Rising costs and a looming recession has many worried—even those that have made significant strides in the crypto space over the last few years. Although there are steps that can be taken to protect gains, one expert says you’ll need a plan to survive impending challenges.

Najah Roberts, the self -proclaimed “Queen of Crypto,” recently kicked off “The Second Annual Digital Financial Revolution Tour” (DFRT) in a news release. The first stop was Saturday, May 28 at 4 pm PT at Leimert Park Plaza (4395 Leimert Blvd, Los Angeles, CA 90008). The event, whose speakers included actor Hill Harper (CBS’s The Good Doctor), spoke about bitcoin, financial freedom achieved with crypto and much more.

The tour will make stops in 41 US communities in an effort to educate attendees on how to buy, sell and use bitcoin to achieve financial freedom. Attendees will receive the smallest denomination of bitcoin (Satoshis) to show participants in real-time what a bitcoin transaction looks like.

“The pandemic has accelerated the economic destruction of many of our urban communities,” Roberts said in a news release. “I fear that we are already in a recessionary cycle, and this combined with runaway inflation could wipe out generational wealth for everyday African Americans. Our communities are facing an economic Armageddon.”

Cryptocurreny, a form of digital money has become increasingly popular among Black consumers.

The Boston Globe theorizes this is because cryptocurrencies removed the primary involvement of massive financial institutions. When bitcoin was created in 2009, BIPOC dove in to explore their options without traditional systemic barriers in place.

A little over a decade later, Black investors are using crypto more than White people, per the National Opinion Research Center as reported by the Boston Globe. Nearly 25% of Black Americans with a household income of $50,000 own cryptocurrency, according an Ariel Investments 2022 survey, compared to 15% of White Americans in a similar tax bracket.
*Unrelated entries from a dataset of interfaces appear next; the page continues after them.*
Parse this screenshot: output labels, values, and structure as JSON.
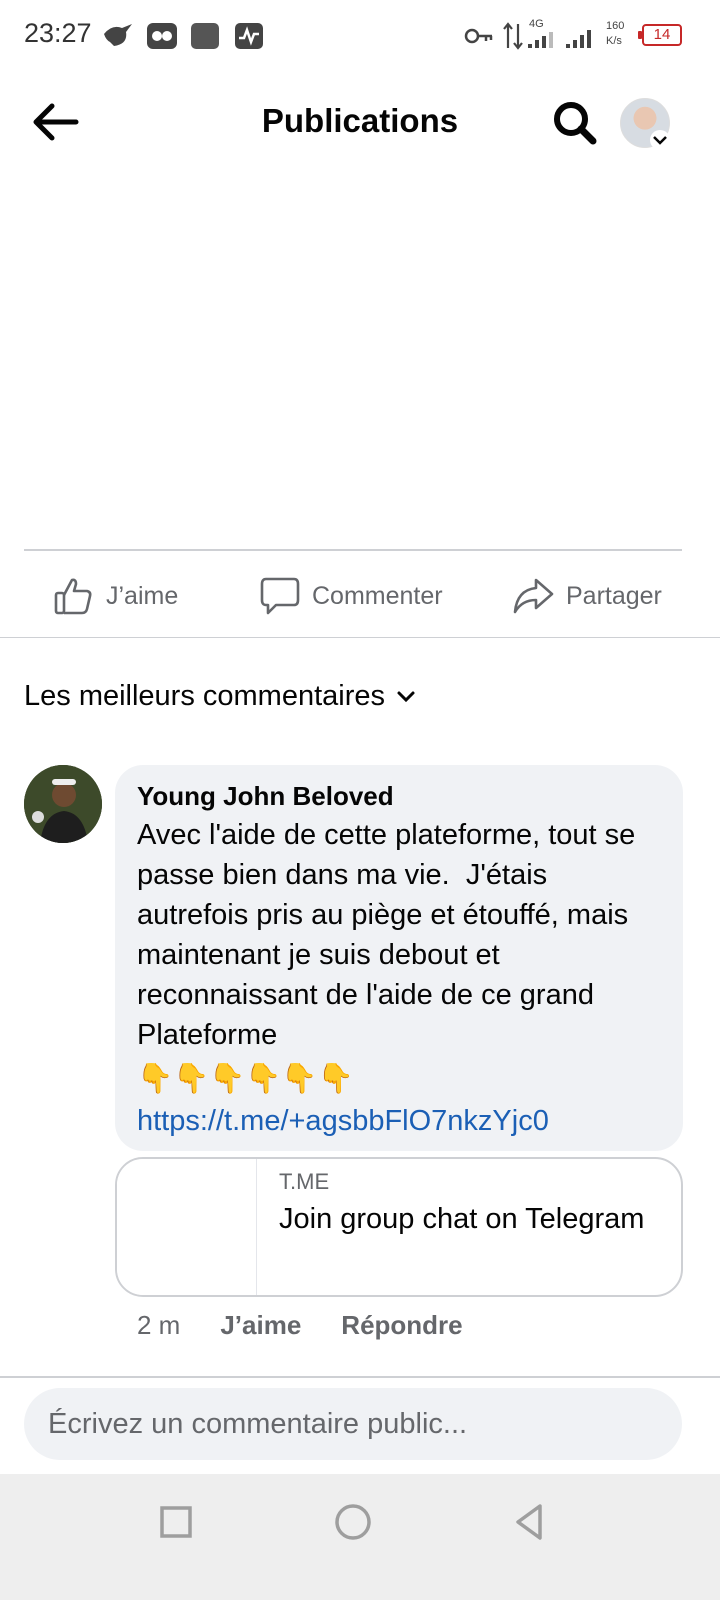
{
  "status_bar": {
    "time": "23:27",
    "network": "4G",
    "speed_value": "160",
    "speed_unit": "K/s",
    "battery": "14"
  },
  "header": {
    "title": "Publications"
  },
  "actions": {
    "like": "J’aime",
    "comment": "Commenter",
    "share": "Partager"
  },
  "sort": {
    "label": "Les meilleurs commentaires"
  },
  "comment": {
    "author": "Young John Beloved",
    "text": "Avec l'aide de cette plateforme, tout se passe bien dans ma vie.  J'étais autrefois pris au piège et étouffé, mais maintenant je suis debout et reconnaissant de l'aide de ce grand Plateforme",
    "emojis": "👇👇👇👇👇👇",
    "link": "https://t.me/+agsbbFlO7nkzYjc0",
    "link_card": {
      "domain": "T.ME",
      "title": "Join group chat on Telegram"
    },
    "time": "2 m",
    "like_label": "J’aime",
    "reply_label": "Répondre"
  },
  "composer": {
    "placeholder": "Écrivez un commentaire public..."
  },
  "colors": {
    "link_blue": "#1b5fb5",
    "secondary_text": "#65676b",
    "bubble_bg": "#f0f2f5",
    "battery_red": "#c62828"
  }
}
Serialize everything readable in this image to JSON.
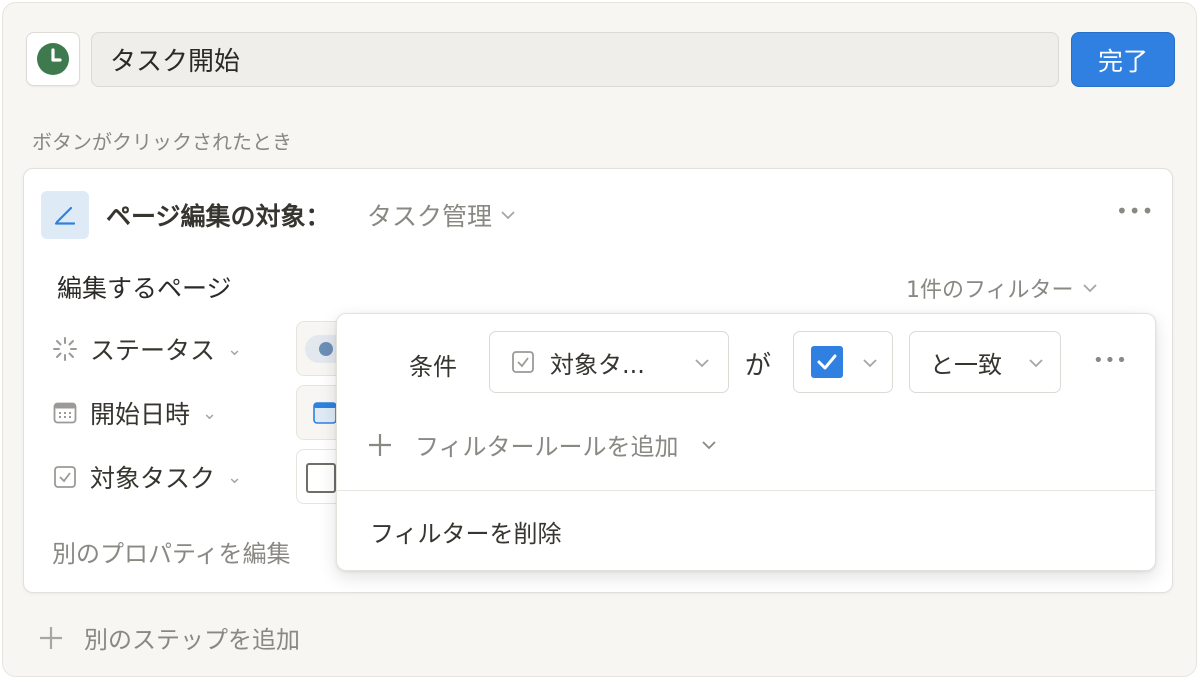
{
  "header": {
    "title_value": "タスク開始",
    "done_label": "完了"
  },
  "section": {
    "trigger_label": "ボタンがクリックされたとき"
  },
  "step": {
    "title": "ページ編集の対象：",
    "target": "タスク管理",
    "more_label": "•••",
    "edit_pages_label": "編集するページ",
    "filter_count": "1件のフィルター",
    "properties": [
      {
        "label": "ステータス",
        "icon": "status-icon"
      },
      {
        "label": "開始日時",
        "icon": "calendar-icon"
      },
      {
        "label": "対象タスク",
        "icon": "checkbox-icon"
      }
    ],
    "another_property_label": "別のプロパティを編集"
  },
  "add_step_label": "別のステップを追加",
  "filter_popover": {
    "condition_label": "条件",
    "property_select": "対象タ...",
    "ga_label": "が",
    "operator_select": "と一致",
    "more_label": "•••",
    "add_rule_label": "フィルタールールを追加",
    "delete_label": "フィルターを削除"
  },
  "colors": {
    "accent": "#2f80e0",
    "clock_green": "#3f7a4f"
  }
}
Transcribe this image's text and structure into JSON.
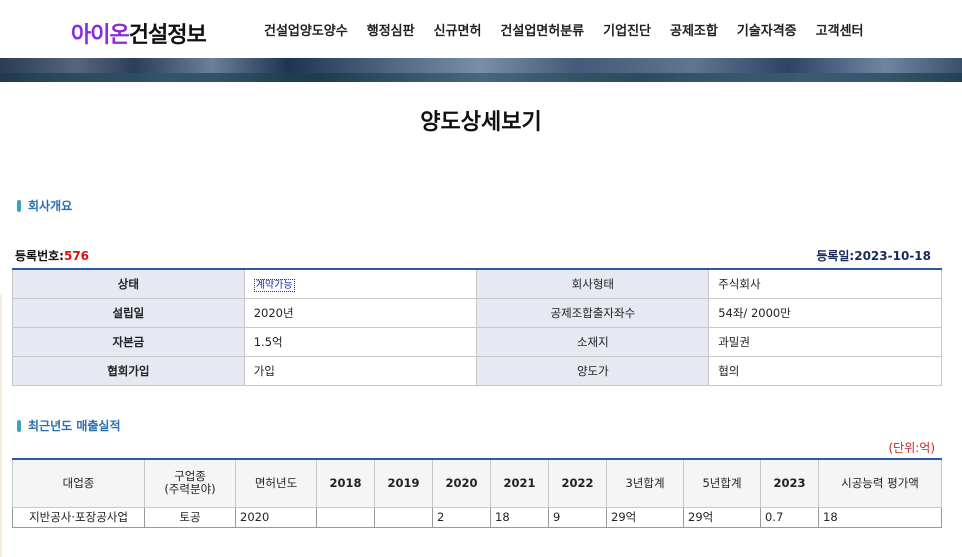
{
  "header": {
    "logo_brand": "아이온",
    "logo_rest": "건설정보",
    "nav": [
      "건설업양도양수",
      "행정심판",
      "신규면허",
      "건설업면허분류",
      "기업진단",
      "공제조합",
      "기술자격증",
      "고객센터"
    ]
  },
  "page_title": "양도상세보기",
  "overview": {
    "section_title": "회사개요",
    "reg_no_label": "등록번호:",
    "reg_no": "576",
    "reg_date_label": "등록일:",
    "reg_date": "2023-10-18",
    "rows": [
      {
        "l1": "상태",
        "v1": "계약가능",
        "l2": "회사형태",
        "v2": "주식회사"
      },
      {
        "l1": "설립일",
        "v1": "2020년",
        "l2": "공제조합출자좌수",
        "v2": "54좌/ 2000만"
      },
      {
        "l1": "자본금",
        "v1": "1.5억",
        "l2": "소재지",
        "v2": "과밀권"
      },
      {
        "l1": "협회가입",
        "v1": "가입",
        "l2": "양도가",
        "v2": "협의"
      }
    ]
  },
  "sales": {
    "section_title": "최근년도 매출실적",
    "unit": "(단위:억)",
    "headers": [
      "대업종",
      "구업종\n(주력분야)",
      "면허년도",
      "2018",
      "2019",
      "2020",
      "2021",
      "2022",
      "3년합계",
      "5년합계",
      "2023",
      "시공능력 평가액"
    ],
    "row": [
      "지반공사·포장공사업",
      "토공",
      "2020",
      "",
      "",
      "2",
      "18",
      "9",
      "29억",
      "29억",
      "0.7",
      "18"
    ]
  },
  "colors": {
    "brand": "#8a2be2",
    "section": "#2a6fb0",
    "reg_no": "#dd1111",
    "unit": "#c0282a",
    "table_border_top": "#2a5aa0"
  }
}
Younger people are even more active, with 38% of Black people under 40 having purchased and currently own cryptocurrency, compared to jut 29% of White consumers under 40.